While it did spike up some this week, the downtrend is still intact as per the chart:


On the strong side this year, ADP is calling for a resumption of outsized employment gains, at 253,000 for private payrolls in tomorrow’s May employment report vs Econoday’s consensus for 172,000 (Econoday’s consensus has since moved to 173,500 following ADP’s report). ADP has been hitting and missing this year, making remarkably good calls for oversized strength in January and February followed by a very bad call for a third month of strength in March, a month that came up well short. ADP’s call for April was respectably accurate, at 177,000 (now revised to 174,000) vs actual private payroll growth of 194,000.

More stats that supported q1 gdp seem to be reversing for q2:


Volatility once again hits the construction spending report where an unexpected sharp decline in April, at minus 1.4 percent, is offset by a giant upward revision to March which now stands at plus 1.1 percent vs an initial 0.2 percent dip.

The residential side of the report, at minus 0.7 percent in April, shows the first decline in 7 months, pulled lower by a sharp drop in residential improvements and spending on new condos that offset a solid 0.8 percent gain for new single-family homes.

The non-residential side shows a 0.6 percent decline for private building, hit by contraction for factories and power plants, and a 2.0 percent dip for public building with both highways and education lower.

This report is yet another bad result for April as the upward revision to March pulled spending out of the second quarter and into the first. And it’s the second quarter that is in focus right now and housing, including sales and starts and now construction, have all been disappointing.


Growth in Markit’s U.S. manufacturing sample is as slow as it has been in 8 months, at 52.7 and little changed from the mid-month flash (52.5) and April (52.8). Growth in this sample peaked in January at 55.0 and has been moving lower as new orders, also at an 8-month low, and employment have slowed. Production is steady at a modest level and the sample, in a sign of caution, continues to work down inventories. Other details include slowing in both input costs and selling prices and weakness in export sales. This report, of all the private manufacturing reports, has been signaling the weakest conditions for a factory sector that opened the year with promise which it has yet to fulfill. Watch for the ISM report coming up at 10:00 a.m. ET this morning.

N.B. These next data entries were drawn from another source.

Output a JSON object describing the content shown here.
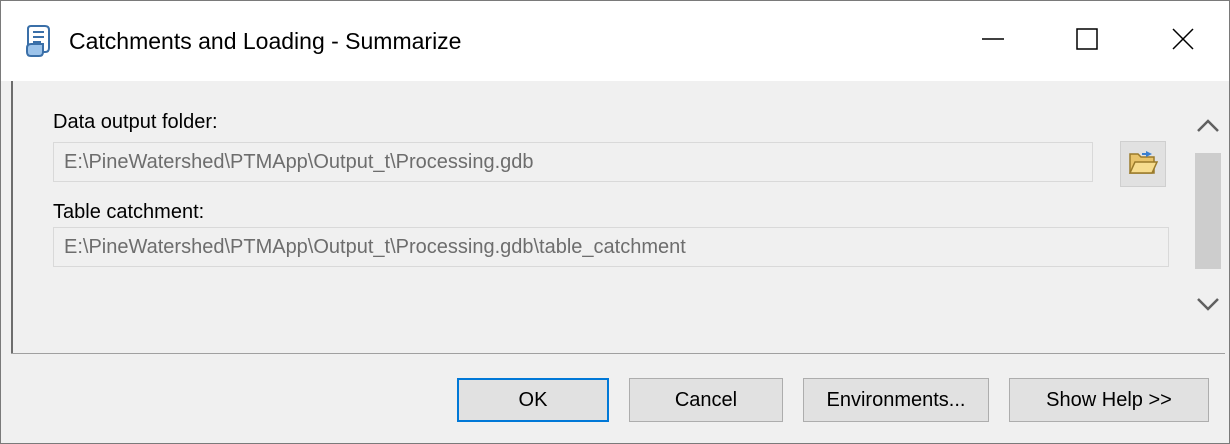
{
  "window": {
    "title": "Catchments and Loading - Summarize",
    "controls": {
      "minimize_icon": "minimize-icon",
      "maximize_icon": "maximize-icon",
      "close_icon": "close-icon"
    }
  },
  "form": {
    "output_folder": {
      "label": "Data output folder:",
      "value": "E:\\PineWatershed\\PTMApp\\Output_t\\Processing.gdb",
      "browse_icon": "open-folder-icon"
    },
    "table_catchment": {
      "label": "Table catchment:",
      "value": "E:\\PineWatershed\\PTMApp\\Output_t\\Processing.gdb\\table_catchment"
    }
  },
  "scrollbar": {
    "up_icon": "chevron-up-icon",
    "down_icon": "chevron-down-icon"
  },
  "buttons": {
    "ok": "OK",
    "cancel": "Cancel",
    "environments": "Environments...",
    "show_help": "Show Help >>"
  },
  "colors": {
    "accent": "#0078d7",
    "window_bg": "#f0f0f0",
    "disabled_text": "#6d6d6d"
  }
}
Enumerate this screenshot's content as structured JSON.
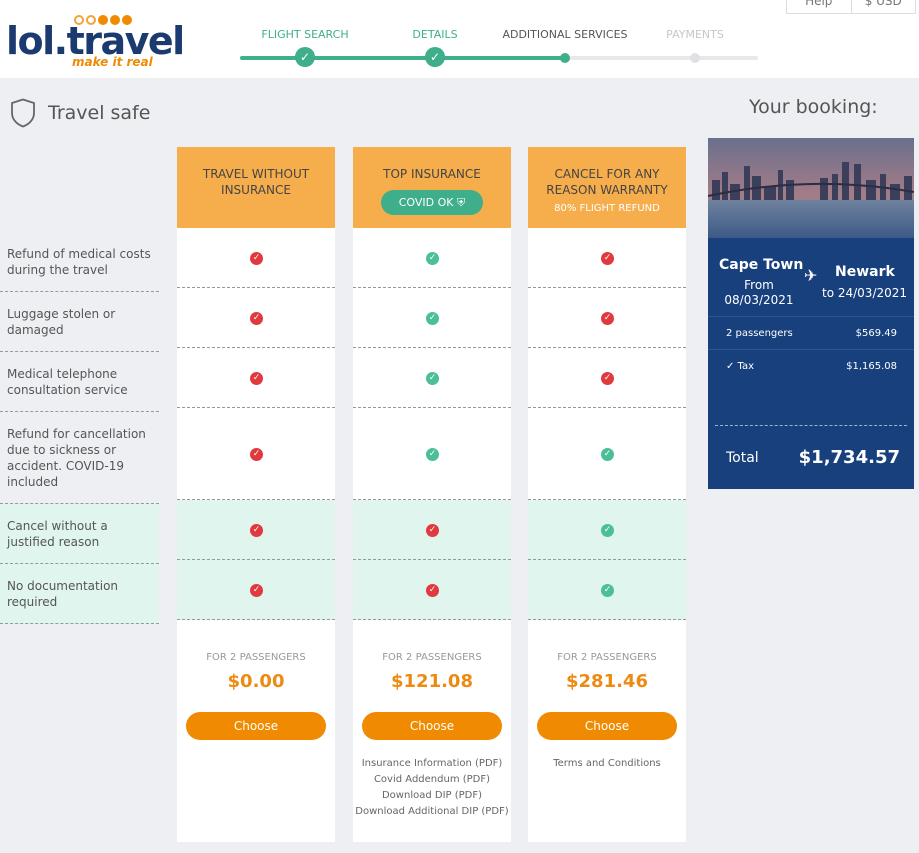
{
  "header": {
    "logo_text": "lol.travel",
    "logo_tagline": "make it real",
    "help_label": "Help",
    "currency_label": "$ USD",
    "steps": [
      {
        "label": "FLIGHT SEARCH",
        "state": "done"
      },
      {
        "label": "DETAILS",
        "state": "done"
      },
      {
        "label": "ADDITIONAL SERVICES",
        "state": "current"
      },
      {
        "label": "PAYMENTS",
        "state": "future"
      }
    ]
  },
  "section": {
    "title": "Travel safe",
    "icon": "shield-icon"
  },
  "features": [
    "Refund of medical costs during the travel",
    "Luggage stolen or damaged",
    "Medical telephone consultation service",
    "Refund for cancellation due to sickness or accident. COVID-19 included",
    "Cancel without a justified reason",
    "No documentation required"
  ],
  "plans": [
    {
      "name": "TRAVEL WITHOUT INSURANCE",
      "badge": "",
      "note": "",
      "marks": [
        "no",
        "no",
        "no",
        "no",
        "no",
        "no"
      ],
      "for_passengers": "FOR 2 PASSENGERS",
      "price": "$0.00",
      "choose_label": "Choose",
      "links": []
    },
    {
      "name": "TOP INSURANCE",
      "badge": "COVID OK",
      "note": "",
      "marks": [
        "yes",
        "yes",
        "yes",
        "yes",
        "no",
        "no"
      ],
      "for_passengers": "FOR 2 PASSENGERS",
      "price": "$121.08",
      "choose_label": "Choose",
      "links": [
        "Insurance Information (PDF)",
        "Covid Addendum (PDF)",
        "Download DIP (PDF)",
        "Download Additional DIP (PDF)"
      ]
    },
    {
      "name": "CANCEL FOR ANY REASON WARRANTY",
      "badge": "",
      "note": "80% FLIGHT REFUND",
      "marks": [
        "no",
        "no",
        "no",
        "yes",
        "yes",
        "yes"
      ],
      "for_passengers": "FOR 2 PASSENGERS",
      "price": "$281.46",
      "choose_label": "Choose",
      "links": [
        "Terms and Conditions"
      ]
    }
  ],
  "booking": {
    "title": "Your booking:",
    "from_city": "Cape Town",
    "from_date": "From 08/03/2021",
    "to_city": "Newark",
    "to_date": "to 24/03/2021",
    "lines": [
      {
        "label": "2 passengers",
        "value": "$569.49"
      },
      {
        "label": "✓ Tax",
        "value": "$1,165.08"
      }
    ],
    "total_label": "Total",
    "total_value": "$1,734.57"
  },
  "colors": {
    "accent": "#f08a00",
    "brand": "#17407d",
    "success": "#3fae8b",
    "error": "#e0393e",
    "header_orange": "#f6ad4c"
  }
}
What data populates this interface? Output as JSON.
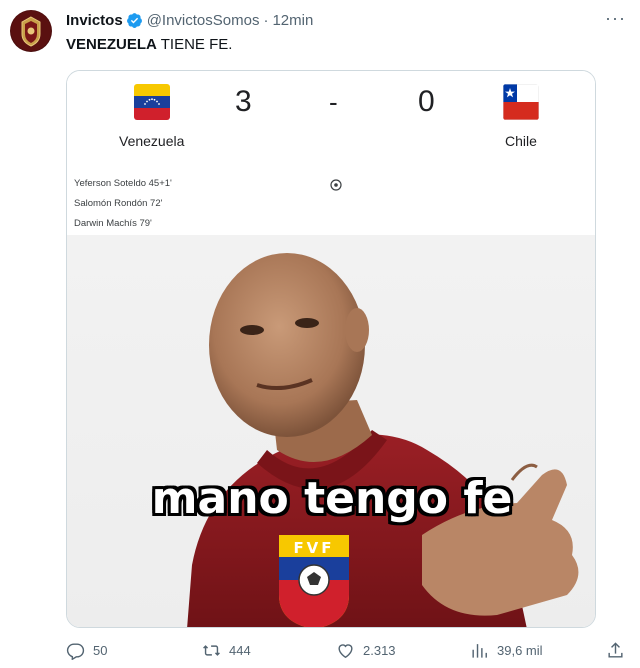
{
  "author": {
    "name": "Invictos",
    "handle": "@InvictosSomos",
    "separator": "·",
    "time": "12min",
    "avatar_icon": "team-crest-icon",
    "verified_icon": "verified-badge-icon"
  },
  "tweet": {
    "text_bold": "VENEZUELA",
    "text_rest": " TIENE FE."
  },
  "match": {
    "home_team": "Venezuela",
    "away_team": "Chile",
    "home_score": "3",
    "away_score": "0",
    "separator": "-",
    "scorers": [
      "Yeferson Soteldo 45+1'",
      "Salomón Rondón 72'",
      "Darwin Machís 79'"
    ],
    "goal_icon": "soccer-ball-icon"
  },
  "meme": {
    "caption": "mano tengo fe",
    "badge_text": "FVF"
  },
  "actions": {
    "replies": "50",
    "retweets": "444",
    "likes": "2.313",
    "views": "39,6 mil"
  },
  "colors": {
    "verified": "#1d9bf0",
    "muted": "#536471",
    "jersey": "#8b1a1f",
    "venezuela_yellow": "#f7c800",
    "venezuela_blue": "#1a3f9c",
    "venezuela_red": "#d0202c"
  }
}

Worse than expected and on the decline. 2017 now forecast to be lower than 2016, all confirmed by the chart showing auto loan growth slowing: